I can't really review a friend's book, I know. And Alana Chernila is a friend from college--she taught me contact improv when we were witches together in Macbeth, and her husband, Joey, lived upstairs from me my freshman year. So in lieu of a formal review (like my reviews are ever formal, amirite?) of her debut cookbook, The Homemade Pantry: 101 Foods You Can Stop Buying and Start Making--although it is FANTASTIC and you should buy it!--I'll share my experience making a recipe from the book, and in doing so endeavor to live up to the thoughtful, helpful, and lovely prose that lines its pages, and those of the blog she's kept since 2008, Eating From the Ground Up.
I chose the cover recipe--from-scratch toaster pastries--as a test of my own mettle, and a gift for Chris, who grew up with all the sugary treats I didn't (I find one can't develop a taste for Lucky Charms with a mature palate). I had never made pie crust. I know! How did I ever land a man?!

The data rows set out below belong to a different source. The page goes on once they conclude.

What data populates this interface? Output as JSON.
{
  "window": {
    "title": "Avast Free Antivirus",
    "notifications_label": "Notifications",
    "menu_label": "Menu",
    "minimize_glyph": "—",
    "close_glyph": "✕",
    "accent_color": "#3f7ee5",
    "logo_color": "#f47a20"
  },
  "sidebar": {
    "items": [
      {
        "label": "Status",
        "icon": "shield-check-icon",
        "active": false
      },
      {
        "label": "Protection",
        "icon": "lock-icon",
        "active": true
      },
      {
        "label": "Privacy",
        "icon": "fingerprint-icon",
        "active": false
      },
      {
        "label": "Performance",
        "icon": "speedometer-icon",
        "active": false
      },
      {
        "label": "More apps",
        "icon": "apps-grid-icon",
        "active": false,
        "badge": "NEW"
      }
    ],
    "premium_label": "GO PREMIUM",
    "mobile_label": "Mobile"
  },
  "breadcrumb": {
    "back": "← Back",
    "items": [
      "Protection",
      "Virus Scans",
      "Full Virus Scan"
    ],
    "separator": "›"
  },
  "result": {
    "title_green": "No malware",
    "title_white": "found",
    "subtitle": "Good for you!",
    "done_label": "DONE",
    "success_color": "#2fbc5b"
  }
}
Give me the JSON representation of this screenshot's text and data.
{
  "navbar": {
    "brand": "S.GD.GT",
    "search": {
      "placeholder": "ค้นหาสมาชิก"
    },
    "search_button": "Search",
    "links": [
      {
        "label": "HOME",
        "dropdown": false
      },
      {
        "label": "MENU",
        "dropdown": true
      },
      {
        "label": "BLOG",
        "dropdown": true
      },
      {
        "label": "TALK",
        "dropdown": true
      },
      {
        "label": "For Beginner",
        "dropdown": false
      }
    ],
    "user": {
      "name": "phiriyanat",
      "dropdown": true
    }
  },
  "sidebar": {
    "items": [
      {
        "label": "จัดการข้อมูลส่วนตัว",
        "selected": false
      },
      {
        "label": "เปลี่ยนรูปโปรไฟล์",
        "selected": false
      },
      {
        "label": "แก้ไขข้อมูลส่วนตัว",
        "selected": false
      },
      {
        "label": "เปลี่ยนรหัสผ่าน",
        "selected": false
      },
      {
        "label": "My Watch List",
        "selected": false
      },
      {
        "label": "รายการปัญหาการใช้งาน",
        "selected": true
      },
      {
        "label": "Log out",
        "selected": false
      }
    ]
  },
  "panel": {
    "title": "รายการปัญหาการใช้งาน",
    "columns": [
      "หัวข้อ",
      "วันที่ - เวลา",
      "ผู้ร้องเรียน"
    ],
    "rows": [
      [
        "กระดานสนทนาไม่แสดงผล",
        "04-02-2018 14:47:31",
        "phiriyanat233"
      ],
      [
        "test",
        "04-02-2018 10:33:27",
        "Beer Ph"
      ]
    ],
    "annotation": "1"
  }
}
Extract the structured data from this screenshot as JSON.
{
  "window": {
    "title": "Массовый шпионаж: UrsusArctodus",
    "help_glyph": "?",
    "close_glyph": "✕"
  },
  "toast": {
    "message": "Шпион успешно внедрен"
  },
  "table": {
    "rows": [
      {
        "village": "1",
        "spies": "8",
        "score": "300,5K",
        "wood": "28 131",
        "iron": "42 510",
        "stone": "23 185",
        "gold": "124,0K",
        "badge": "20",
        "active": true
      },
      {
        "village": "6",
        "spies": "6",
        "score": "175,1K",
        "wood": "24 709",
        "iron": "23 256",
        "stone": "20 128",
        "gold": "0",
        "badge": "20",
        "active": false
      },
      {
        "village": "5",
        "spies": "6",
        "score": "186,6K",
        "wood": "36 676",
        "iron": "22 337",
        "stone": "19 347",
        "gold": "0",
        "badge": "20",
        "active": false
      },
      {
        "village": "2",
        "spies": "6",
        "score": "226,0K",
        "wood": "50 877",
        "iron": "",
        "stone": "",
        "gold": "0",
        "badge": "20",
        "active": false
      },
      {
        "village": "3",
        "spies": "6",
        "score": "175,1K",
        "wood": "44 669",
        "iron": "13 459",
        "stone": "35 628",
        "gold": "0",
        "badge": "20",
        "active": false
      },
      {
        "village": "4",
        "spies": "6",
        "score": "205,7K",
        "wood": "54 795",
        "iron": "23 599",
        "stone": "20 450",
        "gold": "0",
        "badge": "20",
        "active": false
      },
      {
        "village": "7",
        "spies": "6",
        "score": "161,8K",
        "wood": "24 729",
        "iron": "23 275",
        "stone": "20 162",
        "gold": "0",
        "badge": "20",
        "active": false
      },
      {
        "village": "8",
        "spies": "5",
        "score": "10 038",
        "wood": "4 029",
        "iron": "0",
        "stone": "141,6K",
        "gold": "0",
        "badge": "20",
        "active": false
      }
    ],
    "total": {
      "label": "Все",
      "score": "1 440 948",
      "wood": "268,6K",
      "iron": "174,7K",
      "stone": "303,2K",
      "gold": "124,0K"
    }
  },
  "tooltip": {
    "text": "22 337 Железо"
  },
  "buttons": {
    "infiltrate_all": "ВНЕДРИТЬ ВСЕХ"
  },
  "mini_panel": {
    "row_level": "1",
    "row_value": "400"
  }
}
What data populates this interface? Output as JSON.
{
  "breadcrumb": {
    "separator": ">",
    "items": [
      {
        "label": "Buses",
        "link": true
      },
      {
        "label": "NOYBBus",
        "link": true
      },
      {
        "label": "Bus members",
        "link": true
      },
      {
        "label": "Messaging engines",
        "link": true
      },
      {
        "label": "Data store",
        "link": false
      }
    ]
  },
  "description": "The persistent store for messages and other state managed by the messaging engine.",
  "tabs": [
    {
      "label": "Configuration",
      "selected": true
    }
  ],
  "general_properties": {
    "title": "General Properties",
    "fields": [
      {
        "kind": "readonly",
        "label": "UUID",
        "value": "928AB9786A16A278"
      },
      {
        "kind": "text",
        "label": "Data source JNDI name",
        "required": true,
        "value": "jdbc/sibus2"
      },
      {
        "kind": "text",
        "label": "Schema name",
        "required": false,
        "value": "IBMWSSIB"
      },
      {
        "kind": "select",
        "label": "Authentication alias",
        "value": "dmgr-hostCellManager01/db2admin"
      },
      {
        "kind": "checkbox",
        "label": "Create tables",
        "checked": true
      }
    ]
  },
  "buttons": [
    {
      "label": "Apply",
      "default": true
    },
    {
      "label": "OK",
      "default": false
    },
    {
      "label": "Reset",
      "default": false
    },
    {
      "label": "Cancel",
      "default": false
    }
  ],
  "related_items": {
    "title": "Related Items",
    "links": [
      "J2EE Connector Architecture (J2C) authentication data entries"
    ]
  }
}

But really, it's terrifying stuff! All you ever hear is how difficult it is to get right--Alana admits that her daughter Sadie lost a tooth on an early attempt. Even my maternal grandmother, Ila, a formidable cook if there ever was one, starting buying ready-made as soon as they were available and never looked back. Still, if I could become the kind of person who saves her vegetable scraps and denuded chicken carcasses in the freezer to make stock, I was confident I could become the kind of person who makes her own pie crust. Especially with Alana as my guide--after all, the woman taught me to dance!
The problem, it turned out, was mechanical. The most important step in making pie crust is cutting the butter into the flour; you mustn't let the butter get melty or too incorporated with the flour, and gluten is not your friend, so you can't handle the dough too much. Alana's recipe uses the bladed paddle attachment for a stand mixer. While I do own such a mixer (inherited from the aforementioned Ila), it's only equipped with beaters and dough hooks. And I don't have a pastry blender, because when was I ever going to need one of those? So Alana suggested (via Facebook) I use two knives, held like scissors with points crossing and blades facing apart. This can be done. But it is tedious and frustrating, and you curse your lack of technology: Chris, taking a turn (yeah, that's how long it took), summed up the process as "Amish bullshit."
Then I added the liquid, and the stupid dough refused to coalesce. I came whisker-close to just throwing away the whole glob and bursting into tears, but this is why I have Chris, because he won't let me do silly things like that. I added a touch more water. I smushed it together as best I could, and stuck it in the fridge overnight.
And in the morning? LOOK!!
Not cover-worthy, no. But lovely flaky yumminess, filled with raspberry jam. And just like that, a new skill!
Though I am definitely investing in a pastry blender.